Many marketers are flying blind when it comes to measuring full-funnel effectiveness—and it’s causing missed revenue opportunities.
Nearly two-thirds of global marketers surveyed for Nielsen’s 2022 Annual Marketing Report say measuring full funnel ROI is extremely or very important, but only 54% are extremely or very confident in their ability to measure ROI properly.
Lack of confidence in full-funnel ROI measurement isn’t surprising, given that typical martech providers don’t account for both upper- and lower-funnel marketing efforts in the same solution. This oversight can be costly, as brand awareness is critical to hitting long-term goals. On average, a 1-point gain in brand metrics such as awareness and consideration drives a 1% increase in future sales, according to Nielsen’s research.
And if you’re only measuring half your funnel, you’re missing half the picture, as channels rarely perform well on both sales and brand outcomes—in fact this only happens in 36% of cases1. That means that about two-thirds of the time, a media channel will be weak for at least one of the two goals.
That’s true even for a medium that’s known for its brand-building power: TV. On average, television is one of the most effective vehicles for driving brand lift.

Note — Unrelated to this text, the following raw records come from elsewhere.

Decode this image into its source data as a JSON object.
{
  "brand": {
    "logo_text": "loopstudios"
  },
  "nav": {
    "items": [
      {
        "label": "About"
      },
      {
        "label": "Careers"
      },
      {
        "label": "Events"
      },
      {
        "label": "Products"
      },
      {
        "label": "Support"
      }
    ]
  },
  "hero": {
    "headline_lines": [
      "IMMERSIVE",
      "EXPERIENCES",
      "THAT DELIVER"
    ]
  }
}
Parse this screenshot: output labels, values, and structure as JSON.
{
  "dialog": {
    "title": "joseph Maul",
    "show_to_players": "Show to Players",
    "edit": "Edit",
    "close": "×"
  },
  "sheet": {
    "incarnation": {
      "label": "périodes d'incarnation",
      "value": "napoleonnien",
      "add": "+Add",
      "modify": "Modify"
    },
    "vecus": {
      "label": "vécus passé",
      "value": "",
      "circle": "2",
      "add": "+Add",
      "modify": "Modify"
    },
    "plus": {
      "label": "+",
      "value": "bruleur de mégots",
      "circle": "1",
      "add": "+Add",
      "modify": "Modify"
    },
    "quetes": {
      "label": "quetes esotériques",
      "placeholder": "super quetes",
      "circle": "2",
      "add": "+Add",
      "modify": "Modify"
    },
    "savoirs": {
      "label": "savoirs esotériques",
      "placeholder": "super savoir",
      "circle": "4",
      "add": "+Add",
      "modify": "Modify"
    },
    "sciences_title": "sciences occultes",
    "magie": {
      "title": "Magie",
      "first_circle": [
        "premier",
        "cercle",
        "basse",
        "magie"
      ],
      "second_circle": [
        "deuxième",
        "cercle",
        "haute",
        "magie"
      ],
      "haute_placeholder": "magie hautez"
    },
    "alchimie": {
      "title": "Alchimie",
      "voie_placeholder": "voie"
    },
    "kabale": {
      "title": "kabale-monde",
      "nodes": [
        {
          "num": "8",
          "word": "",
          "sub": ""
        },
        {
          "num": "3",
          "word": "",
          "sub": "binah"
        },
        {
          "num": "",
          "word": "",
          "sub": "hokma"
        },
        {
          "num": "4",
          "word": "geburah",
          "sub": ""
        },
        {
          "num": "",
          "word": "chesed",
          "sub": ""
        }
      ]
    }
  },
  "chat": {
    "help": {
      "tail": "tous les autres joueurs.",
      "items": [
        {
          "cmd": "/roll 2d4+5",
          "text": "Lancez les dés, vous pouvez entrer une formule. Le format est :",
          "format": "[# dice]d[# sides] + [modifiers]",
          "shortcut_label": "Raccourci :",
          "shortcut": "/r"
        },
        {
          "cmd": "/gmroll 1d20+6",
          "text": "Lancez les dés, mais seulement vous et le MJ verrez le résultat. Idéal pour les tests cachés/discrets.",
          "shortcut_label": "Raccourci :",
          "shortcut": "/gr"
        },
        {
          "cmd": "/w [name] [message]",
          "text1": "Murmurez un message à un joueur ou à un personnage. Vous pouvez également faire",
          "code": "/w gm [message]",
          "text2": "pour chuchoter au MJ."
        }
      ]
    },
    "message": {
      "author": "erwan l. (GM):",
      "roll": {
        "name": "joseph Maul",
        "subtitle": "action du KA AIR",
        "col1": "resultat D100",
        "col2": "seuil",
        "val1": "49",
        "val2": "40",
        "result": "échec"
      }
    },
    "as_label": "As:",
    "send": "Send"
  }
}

However, results can vary largely based on campaign type or even changing seasons. In 31% of Nielsen Marketing Mix global studies, for example, we found that TV was below average in producing brand lift. In a separate 45% of studies, it was in the top 20% bracket. With so many variables affecting outcomes, it’s easy to see why marketers are struggling to find a winning funnel formula.
But, as with most marketing challenges, measuring channel effectiveness and optimizing your marketing funnel becomes much more manageable with data. Take the case of channel spend: Without the benefit of data to help determine where dollars should be allocated, marketers will normally double down on the channel that received the largest investment simply because it also produced the largest lift. And, while Nielsen data shows that the most-funded channel will produce the highest brand lift about 70% of the time, it should only be the first channel to get incremental investment 4% of the time2.
To increase the effectiveness of each channel, and to get a more complete picture of how their entire funnel is performing, marketers should measure each part of the funnel separately. Because upper-funnel messages will likely boost brand metrics, and lower-funnel messages will likely boost sales, mixing the two together in one metric may not give you the information you need to adjust your spend for maximum impact.
Running marketing mix models (MMMs) will help optimize channel mix for short term-sales, and a second analysis can then be done to optimize channel mix for awareness or other upper-funnel metrics. This approach addresses the need to meet short-term sales goals while seeding long-term growth through brand building. Finally, marketers should look at both upper- and lower-funnel plans and weight them based on larger organizational goals.
A well-balanced marketing funnel supports both immediate revenue needs and long-term ambitions. It’s important to remember that ROI is a long game, and media plans that balance those short-term lifts with continual brand building will realize better outcomes down the road.
For more insights on how to grow brand and sales together, visit Nielsen’s new full-funnel marketing hub.
1Nielsen Marketing Mix models
2Nielsen Total Media Resonance